488 Spider: Ferrari’s New V8 Drop-top Helle Knives
Ferrari took the wraps off its latest open-top V8, the 488 Spider at Frankfurt late last year. Based on the 488 GTB, the Spider shares the 670 ps/760 nm 3.9-litre turbo V8 with its Variable Torque Management System. Ferrari claims it will do 0-100 kmph in three seconds and 0-200 kmph in 8.7 seconds, with a throttle response of 0.8 seconds! Built using 11 different 6000 series aluminium alloys, Ferrari says the new car’s chassis improves 23 percent over the 458 Spider. The car also gets a new SSC2 Side Slip Angle Control system that makes it easier for less skilled drivers to be heroes at the wheel. The retractable hardtop can be raised or lowered within 14 seconds even on the move. The exhaust note has been tuned to be “seductive but never invasive when the top is dropped.”

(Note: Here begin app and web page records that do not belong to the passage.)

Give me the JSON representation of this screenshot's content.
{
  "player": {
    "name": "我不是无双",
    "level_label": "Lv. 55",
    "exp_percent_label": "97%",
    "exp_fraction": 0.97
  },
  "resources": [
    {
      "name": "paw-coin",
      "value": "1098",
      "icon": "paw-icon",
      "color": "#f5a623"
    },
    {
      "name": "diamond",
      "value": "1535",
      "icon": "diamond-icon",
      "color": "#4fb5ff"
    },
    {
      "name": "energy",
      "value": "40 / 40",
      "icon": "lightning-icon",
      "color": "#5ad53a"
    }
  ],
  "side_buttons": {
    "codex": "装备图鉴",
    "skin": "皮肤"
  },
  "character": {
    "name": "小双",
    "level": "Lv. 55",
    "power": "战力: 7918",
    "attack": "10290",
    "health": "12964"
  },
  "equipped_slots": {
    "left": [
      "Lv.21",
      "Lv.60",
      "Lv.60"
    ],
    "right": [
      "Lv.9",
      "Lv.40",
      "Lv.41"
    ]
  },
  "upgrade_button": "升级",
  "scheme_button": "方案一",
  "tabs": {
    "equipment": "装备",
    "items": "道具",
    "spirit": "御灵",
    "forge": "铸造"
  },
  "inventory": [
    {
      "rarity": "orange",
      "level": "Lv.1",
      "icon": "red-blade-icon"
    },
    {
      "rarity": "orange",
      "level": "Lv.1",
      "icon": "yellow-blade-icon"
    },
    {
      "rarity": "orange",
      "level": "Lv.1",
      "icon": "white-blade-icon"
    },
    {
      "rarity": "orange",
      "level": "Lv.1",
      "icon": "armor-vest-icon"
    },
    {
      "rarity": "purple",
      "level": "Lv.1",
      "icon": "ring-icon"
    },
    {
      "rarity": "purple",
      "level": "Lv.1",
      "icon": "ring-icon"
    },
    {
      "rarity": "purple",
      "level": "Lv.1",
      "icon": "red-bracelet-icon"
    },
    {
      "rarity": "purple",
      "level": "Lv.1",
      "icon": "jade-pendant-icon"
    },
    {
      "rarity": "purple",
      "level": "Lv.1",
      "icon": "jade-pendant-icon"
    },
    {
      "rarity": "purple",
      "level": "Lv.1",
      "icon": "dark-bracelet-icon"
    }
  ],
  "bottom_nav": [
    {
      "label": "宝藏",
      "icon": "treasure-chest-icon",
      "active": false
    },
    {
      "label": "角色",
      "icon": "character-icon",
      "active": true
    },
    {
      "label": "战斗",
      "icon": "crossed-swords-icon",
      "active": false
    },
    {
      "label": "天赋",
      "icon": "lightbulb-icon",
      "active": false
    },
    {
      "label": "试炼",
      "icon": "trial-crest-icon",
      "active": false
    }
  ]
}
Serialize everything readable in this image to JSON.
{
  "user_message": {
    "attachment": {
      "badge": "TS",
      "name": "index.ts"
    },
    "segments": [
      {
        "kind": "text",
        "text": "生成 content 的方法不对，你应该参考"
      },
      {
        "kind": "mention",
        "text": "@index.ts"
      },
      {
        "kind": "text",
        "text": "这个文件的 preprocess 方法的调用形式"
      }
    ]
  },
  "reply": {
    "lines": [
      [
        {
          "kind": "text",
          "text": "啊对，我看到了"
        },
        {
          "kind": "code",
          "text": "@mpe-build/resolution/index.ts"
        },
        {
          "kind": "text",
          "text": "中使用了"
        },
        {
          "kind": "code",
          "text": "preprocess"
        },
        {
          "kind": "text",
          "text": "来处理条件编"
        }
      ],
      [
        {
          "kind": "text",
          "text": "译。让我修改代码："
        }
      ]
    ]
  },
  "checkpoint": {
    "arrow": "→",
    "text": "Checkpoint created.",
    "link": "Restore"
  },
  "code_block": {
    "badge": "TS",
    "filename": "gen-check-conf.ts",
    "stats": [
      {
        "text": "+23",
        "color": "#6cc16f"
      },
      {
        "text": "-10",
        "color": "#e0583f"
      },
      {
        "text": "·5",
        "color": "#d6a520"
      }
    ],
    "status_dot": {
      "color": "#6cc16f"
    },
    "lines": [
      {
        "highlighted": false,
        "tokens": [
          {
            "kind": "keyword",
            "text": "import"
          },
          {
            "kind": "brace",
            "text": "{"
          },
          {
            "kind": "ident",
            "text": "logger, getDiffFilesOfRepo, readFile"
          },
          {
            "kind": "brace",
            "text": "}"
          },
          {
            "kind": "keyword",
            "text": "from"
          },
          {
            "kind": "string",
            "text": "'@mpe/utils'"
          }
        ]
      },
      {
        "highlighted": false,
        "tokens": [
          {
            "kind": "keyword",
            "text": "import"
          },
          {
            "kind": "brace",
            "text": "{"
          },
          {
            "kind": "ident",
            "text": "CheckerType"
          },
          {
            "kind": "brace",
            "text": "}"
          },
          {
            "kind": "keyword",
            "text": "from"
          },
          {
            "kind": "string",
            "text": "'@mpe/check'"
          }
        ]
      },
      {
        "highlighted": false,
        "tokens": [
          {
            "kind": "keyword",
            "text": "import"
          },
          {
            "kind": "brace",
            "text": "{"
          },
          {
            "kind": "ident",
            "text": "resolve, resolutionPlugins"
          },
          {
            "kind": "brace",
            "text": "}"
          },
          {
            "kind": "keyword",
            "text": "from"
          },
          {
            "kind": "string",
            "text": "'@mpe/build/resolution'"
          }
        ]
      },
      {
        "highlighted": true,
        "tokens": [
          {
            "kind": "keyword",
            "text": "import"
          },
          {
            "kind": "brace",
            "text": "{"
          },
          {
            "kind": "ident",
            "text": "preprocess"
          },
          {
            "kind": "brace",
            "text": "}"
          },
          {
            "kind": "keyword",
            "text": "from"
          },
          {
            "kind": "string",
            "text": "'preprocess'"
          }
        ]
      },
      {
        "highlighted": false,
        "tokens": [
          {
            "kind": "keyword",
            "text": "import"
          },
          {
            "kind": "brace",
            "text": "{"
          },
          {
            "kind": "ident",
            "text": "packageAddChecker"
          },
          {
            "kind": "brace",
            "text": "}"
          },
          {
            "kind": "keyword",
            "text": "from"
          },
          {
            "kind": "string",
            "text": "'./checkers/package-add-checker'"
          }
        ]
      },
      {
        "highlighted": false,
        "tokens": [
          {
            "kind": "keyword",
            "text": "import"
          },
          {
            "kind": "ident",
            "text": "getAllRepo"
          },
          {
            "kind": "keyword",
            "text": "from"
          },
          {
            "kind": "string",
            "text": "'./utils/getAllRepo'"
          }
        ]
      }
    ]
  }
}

The knifemakers at Helle are also their products’ end users: Outdoorsmen whose version of “the outdoors” means the unforgiving mountains and fjords of Norway. Their handworked knives are striking sculptural objects, but every blade is built to see duty in the hinterland—their steel is typically triple-layered, with hard carbon alloy sandwiched between two layers of rugged lower-carbon alloy to hold an edge. There are no slide-out tweezers or clever little corkscrews included with these knives—but if you want to gut a fish or cut a rope or skin a deer, Helle’s got your tool. helle.no Left to right: One of Helle’s larger knives, the BraKar’s ($164) blade is attached to a walnut and curly birch handle with leather spacers; the new Blåfjell ($219) is a traditional hunting knife with a darkened oak and brass handle; the versatile Algonquin ($99), introduced this fall, is a small knife that can be hung from a neck pouch; the Gaupe ($144), meaning “lynx”, is an all-purpose bushcraft knife with a curly birch handle
Playing the Angles
All watch designs come full circle—even the rectangle. The classic shape made famous nearly a century ago by the Cartier Tank gets a 90-degree twist with two new elegant timepieces. The Tiffany & Co East West watch ($3,500) was inspired by a travel clock it produced in the 1940s and reorients the Arabic numbers vertically. (Or horizontally, depending on how you see things.) Either way, the crown remains at the traditional 3 o’clock mark—where it now says 12. The steel case is 25 mm wide by 42 mm long and curved to rest comfortably on the wrist. And the dials are available in white, black and blue. Similarly, de Grisogono’s New Retro watch—available this fall with a white or black dial in white or pink gold ($31,100)—plays with geometry by orienting the 44 mm case horizontally while placing the crown at the 12 o’clock position, as on a traditional pocket watch. And the message they send? Time is on your side.
(This story appears in the Jan-Feb 2016 issue of ForbesLife India. To visit our Archives, click here.)